# Requirement
From the records below, count the lines containing the word "this" and give only that number.

Items listed in a dataset:

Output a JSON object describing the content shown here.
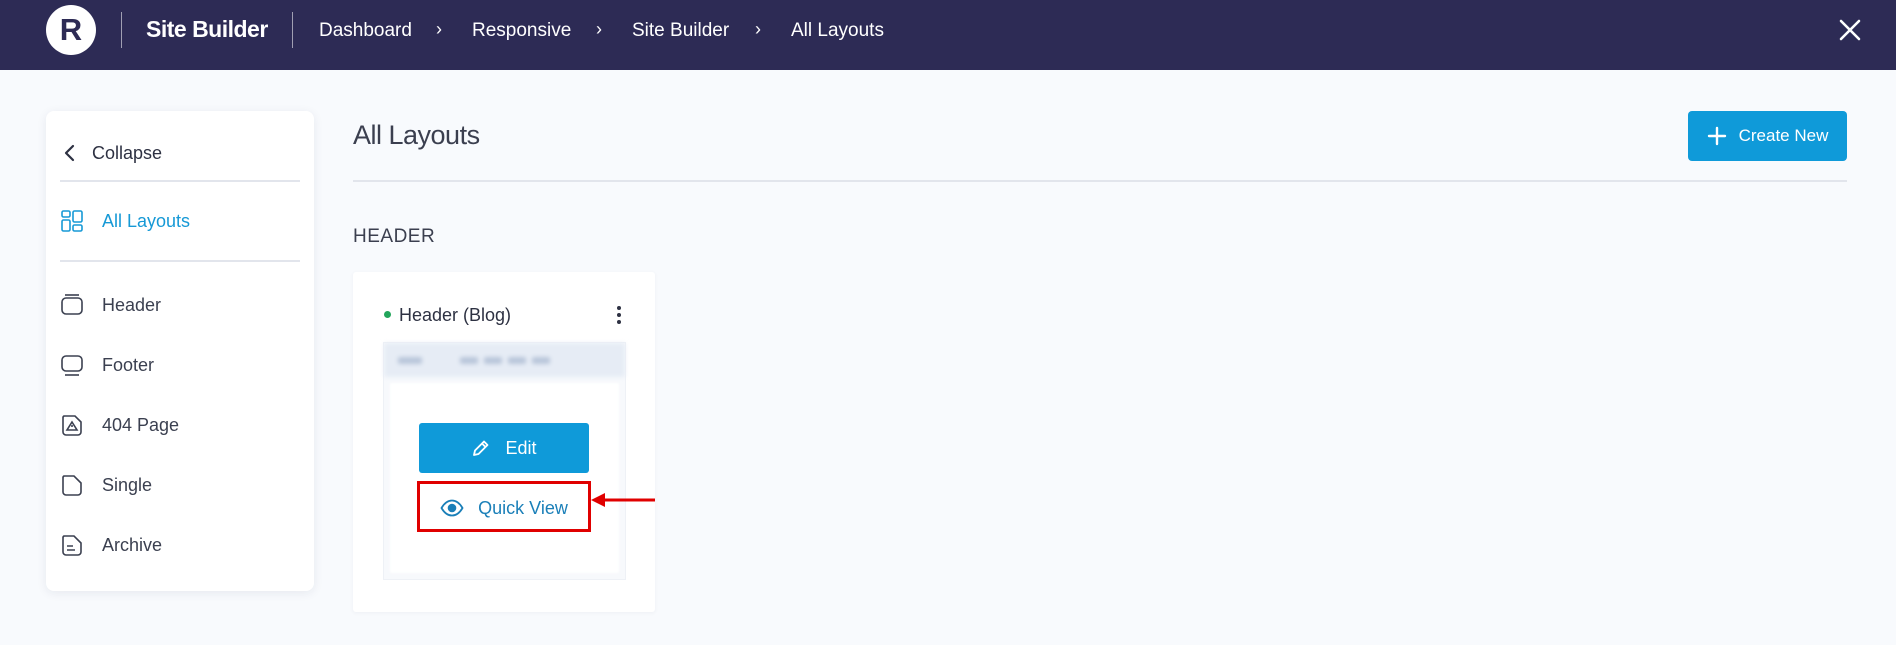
{
  "topbar": {
    "logo_letter": "R",
    "app_title": "Site Builder",
    "breadcrumbs": [
      "Dashboard",
      "Responsive",
      "Site Builder",
      "All Layouts"
    ],
    "breadcrumb_separator": "›"
  },
  "sidebar": {
    "collapse_label": "Collapse",
    "items": [
      {
        "label": "All Layouts",
        "icon": "grid-icon",
        "active": true
      },
      {
        "label": "Header",
        "icon": "header-icon",
        "active": false
      },
      {
        "label": "Footer",
        "icon": "footer-icon",
        "active": false
      },
      {
        "label": "404 Page",
        "icon": "warning-page-icon",
        "active": false
      },
      {
        "label": "Single",
        "icon": "page-icon",
        "active": false
      },
      {
        "label": "Archive",
        "icon": "archive-icon",
        "active": false
      }
    ]
  },
  "main": {
    "page_title": "All Layouts",
    "create_button_label": "Create New",
    "section_label": "HEADER",
    "card": {
      "title": "Header (Blog)",
      "status_color": "#22a55b",
      "edit_label": "Edit",
      "quick_view_label": "Quick View"
    }
  },
  "colors": {
    "topbar_bg": "#2d2b55",
    "accent": "#0f9ad9",
    "active_link": "#1699d6",
    "highlight_annotation": "#e00000"
  }
}
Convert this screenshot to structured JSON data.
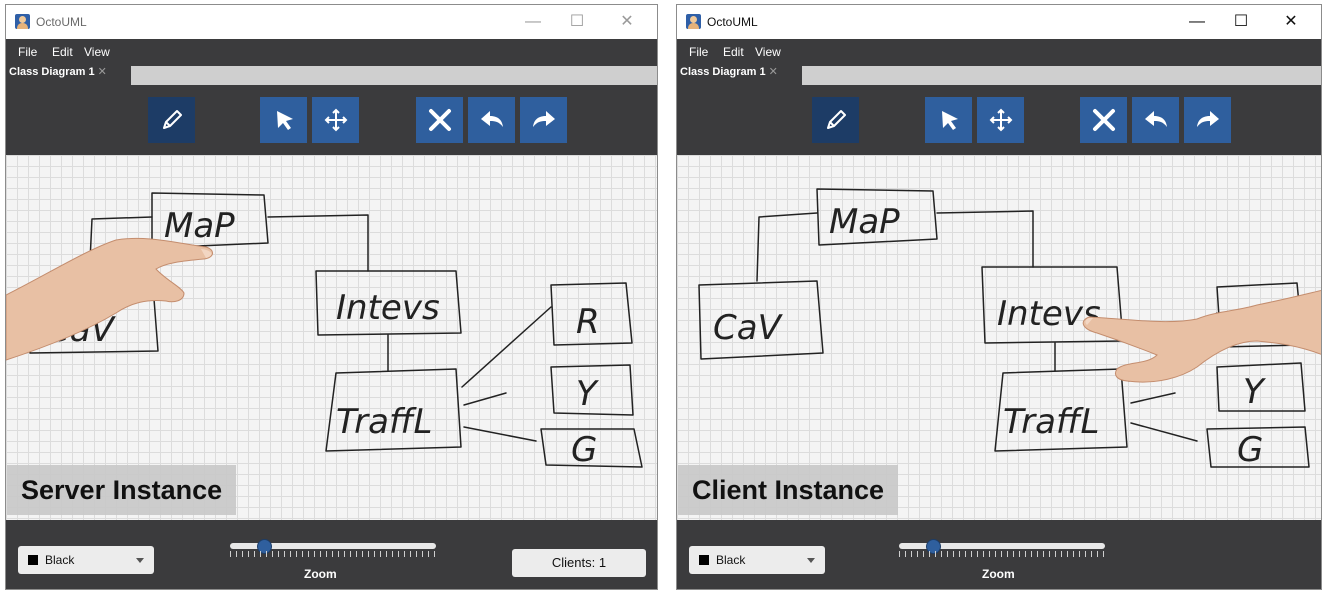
{
  "windows": {
    "left": {
      "title": "OctoUML",
      "menu": [
        "File",
        "Edit",
        "View"
      ],
      "tab": "Class Diagram 1",
      "caption": "Server Instance",
      "color_select": "Black",
      "zoom_label": "Zoom",
      "zoom_level": 0.16,
      "clients_label": "Clients: 1"
    },
    "right": {
      "title": "OctoUML",
      "menu": [
        "File",
        "Edit",
        "View"
      ],
      "tab": "Class Diagram 1",
      "caption": "Client Instance",
      "color_select": "Black",
      "zoom_label": "Zoom",
      "zoom_level": 0.16
    }
  },
  "window_controls": {
    "minimize": "—",
    "maximize": "☐",
    "close": "✕"
  },
  "tab_close": "✕",
  "toolbar_icons": [
    "pencil-icon",
    "select-arrow-icon",
    "move-icon",
    "delete-x-icon",
    "undo-icon",
    "redo-icon"
  ],
  "sketch_labels": [
    "MaP",
    "Intevs",
    "CaV",
    "R",
    "Y",
    "G",
    "TraffL"
  ],
  "colors": {
    "toolbar_bg": "#3b3b3d",
    "tool_blue": "#2f5f9e",
    "tool_active": "#1d3c66"
  }
}
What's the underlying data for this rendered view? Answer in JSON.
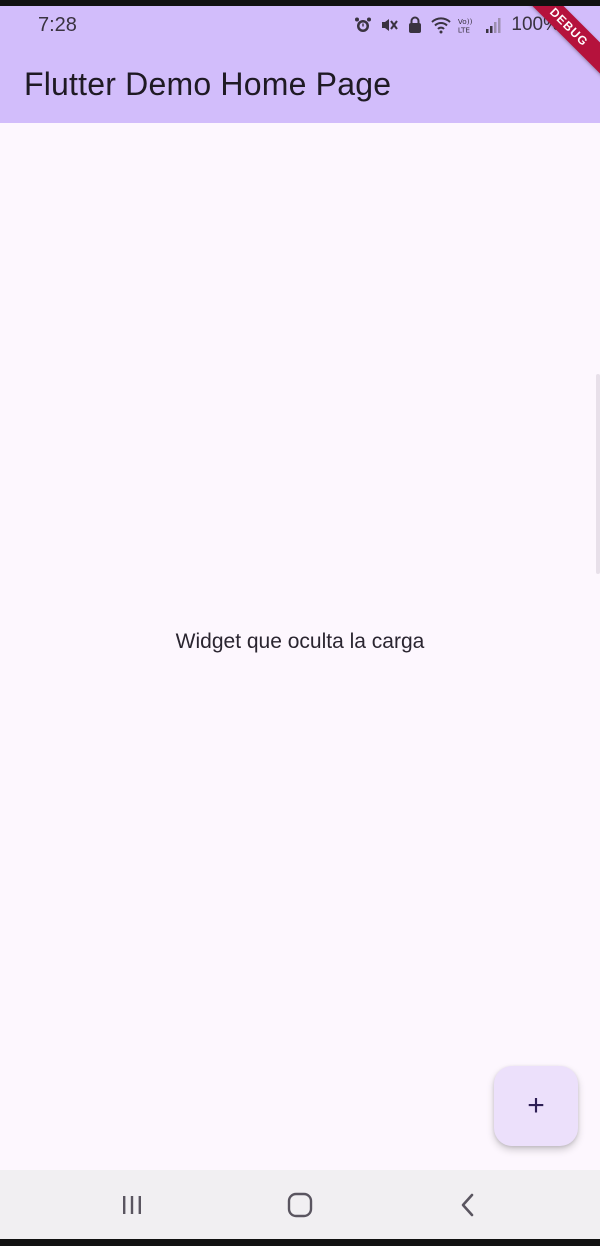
{
  "status_bar": {
    "time": "7:28",
    "battery": "100%",
    "icons": [
      "alarm-icon",
      "mute-icon",
      "lock-icon",
      "wifi-icon",
      "volte-icon",
      "signal-icon",
      "battery-icon"
    ]
  },
  "appbar": {
    "title": "Flutter Demo Home Page",
    "color": "#d2bdfb"
  },
  "debug_banner": {
    "label": "DEBUG"
  },
  "body": {
    "message": "Widget que oculta la carga"
  },
  "fab": {
    "icon": "+",
    "icon_name": "add-icon"
  },
  "navbar": {
    "buttons": [
      "recents-icon",
      "home-icon",
      "back-icon"
    ]
  },
  "colors": {
    "background": "#fdf7fe",
    "fab": "#ece0fb",
    "debug": "#b5123c"
  }
}
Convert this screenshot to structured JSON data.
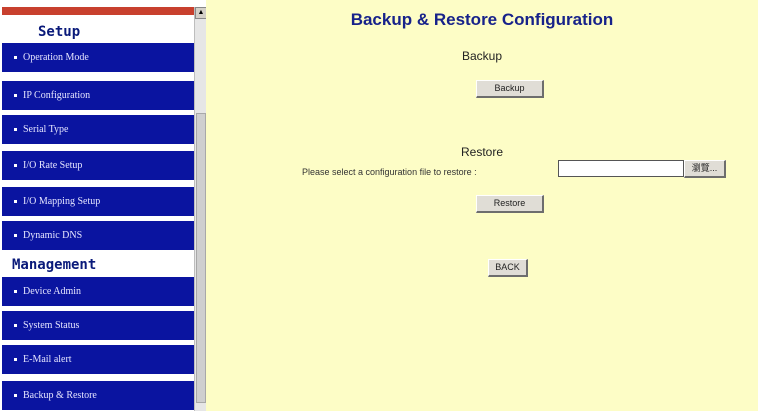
{
  "sidebar": {
    "scroll_up_glyph": "▲",
    "sections": [
      {
        "title": "Setup",
        "items": [
          {
            "label": "Operation Mode"
          },
          {
            "label": "IP Configuration"
          },
          {
            "label": "Serial Type"
          },
          {
            "label": "I/O Rate Setup"
          },
          {
            "label": "I/O Mapping Setup"
          },
          {
            "label": "Dynamic DNS"
          }
        ]
      },
      {
        "title": "Management",
        "items": [
          {
            "label": "Device Admin"
          },
          {
            "label": "System Status"
          },
          {
            "label": "E-Mail alert"
          },
          {
            "label": "Backup & Restore"
          }
        ]
      }
    ]
  },
  "main": {
    "title": "Backup & Restore Configuration",
    "backup": {
      "heading": "Backup",
      "button_label": "Backup"
    },
    "restore": {
      "heading": "Restore",
      "prompt": "Please select a configuration file to restore :",
      "file_value": "",
      "browse_label": "瀏覽...",
      "button_label": "Restore"
    },
    "back_label": "BACK"
  },
  "colors": {
    "nav_bg": "#0a14a0",
    "content_bg": "#fdfdc6",
    "title": "#17228a",
    "top_bar": "#c8402e"
  }
}
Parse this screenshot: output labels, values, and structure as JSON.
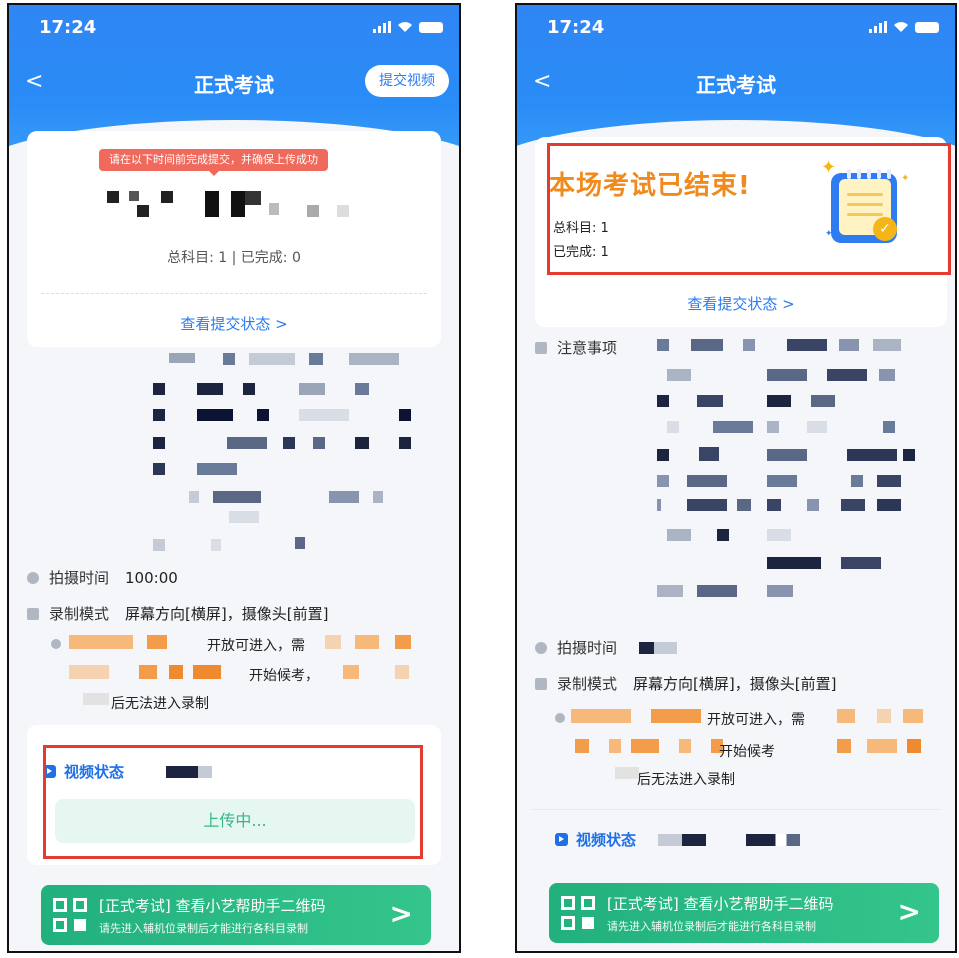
{
  "status_bar": {
    "time": "17:24"
  },
  "left": {
    "nav_title": "正式考试",
    "submit_button": "提交视频",
    "deadline_tip": "请在以下时间前完成提交，并确保上传成功",
    "progress_text": "总科目: 1  |  已完成: 0",
    "view_status_link": "查看提交状态 >",
    "shoot_time_label": "拍摄时间",
    "shoot_time_value": "100:00",
    "record_mode_label": "录制模式",
    "record_mode_value": "屏幕方向[横屏]，摄像头[前置]",
    "notice_line1": "开放可进入，需",
    "notice_line2": "开始候考，",
    "notice_line3": "后无法进入录制",
    "video_status_label": "视频状态",
    "upload_status": "上传中..."
  },
  "right": {
    "nav_title": "正式考试",
    "ended_title": "本场考试已结束!",
    "total_subjects": "总科目: 1",
    "completed": "已完成: 1",
    "view_status_link": "查看提交状态 >",
    "notice_label": "注意事项",
    "shoot_time_label": "拍摄时间",
    "record_mode_label": "录制模式",
    "record_mode_value": "屏幕方向[横屏]，摄像头[前置]",
    "notice_line1": "开放可进入，需",
    "notice_line2": "开始候考",
    "notice_line3": "后无法进入录制",
    "video_status_label": "视频状态"
  },
  "banner": {
    "title": "[正式考试] 查看小艺帮助手二维码",
    "subtitle": "请先进入辅机位录制后才能进行各科目录制",
    "arrow": ">"
  },
  "icons": [
    "back-icon",
    "signal-icon",
    "wifi-icon",
    "battery-icon",
    "clock-icon",
    "camera-icon",
    "notice-icon",
    "play-icon",
    "qr-icon",
    "chevron-right-icon"
  ],
  "colors": {
    "header_blue": "#2f86f4",
    "accent_red": "#e53a2f",
    "ended_orange": "#f08a1c",
    "upload_green": "#33b886",
    "banner_green": "#22b07d"
  }
}
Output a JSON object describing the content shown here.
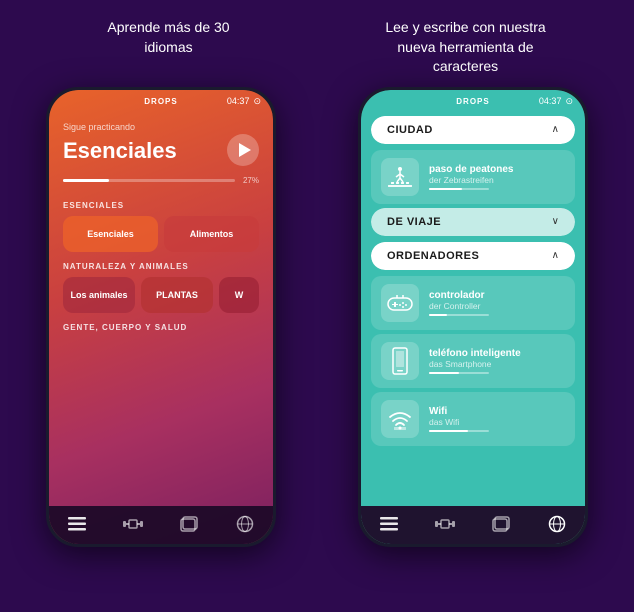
{
  "header": {
    "left_title": "Aprende más de 30\nidiomas",
    "right_title": "Lee y escribe con nuestra\nnueva herramienta de\ncaracteres"
  },
  "phone1": {
    "app_name": "DROPS",
    "time": "04:37",
    "continues_label": "Sigue practicando",
    "main_title": "Esenciales",
    "progress_pct": "27%",
    "progress_value": 27,
    "categories": [
      {
        "label": "ESENCIALES",
        "cards": [
          "Esenciales",
          "Alimentos"
        ]
      },
      {
        "label": "NATURALEZA Y ANIMALES",
        "cards": [
          "Los animales",
          "PLANTAS",
          "W"
        ]
      },
      {
        "label": "GENTE, CUERPO Y SALUD",
        "cards": []
      }
    ]
  },
  "phone2": {
    "app_name": "DROPS",
    "time": "04:37",
    "sections": [
      {
        "id": "ciudad",
        "title": "CIUDAD",
        "expanded": true,
        "items": [
          {
            "icon": "🚶",
            "main": "paso de peatones",
            "sub": "der Zebrastreifen",
            "progress": 55
          }
        ]
      },
      {
        "id": "de_viaje",
        "title": "DE VIAJE",
        "expanded": false,
        "items": []
      },
      {
        "id": "ordenadores",
        "title": "ORDENADORES",
        "expanded": true,
        "items": [
          {
            "icon": "🎮",
            "main": "controlador",
            "sub": "der Controller",
            "progress": 30
          },
          {
            "icon": "📱",
            "main": "teléfono inteligente",
            "sub": "das Smartphone",
            "progress": 50
          },
          {
            "icon": "📶",
            "main": "Wifi",
            "sub": "das Wifi",
            "progress": 65
          }
        ]
      }
    ]
  },
  "nav": {
    "items": [
      "list",
      "dumbbell",
      "cards",
      "globe"
    ]
  }
}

# Exercise solution
4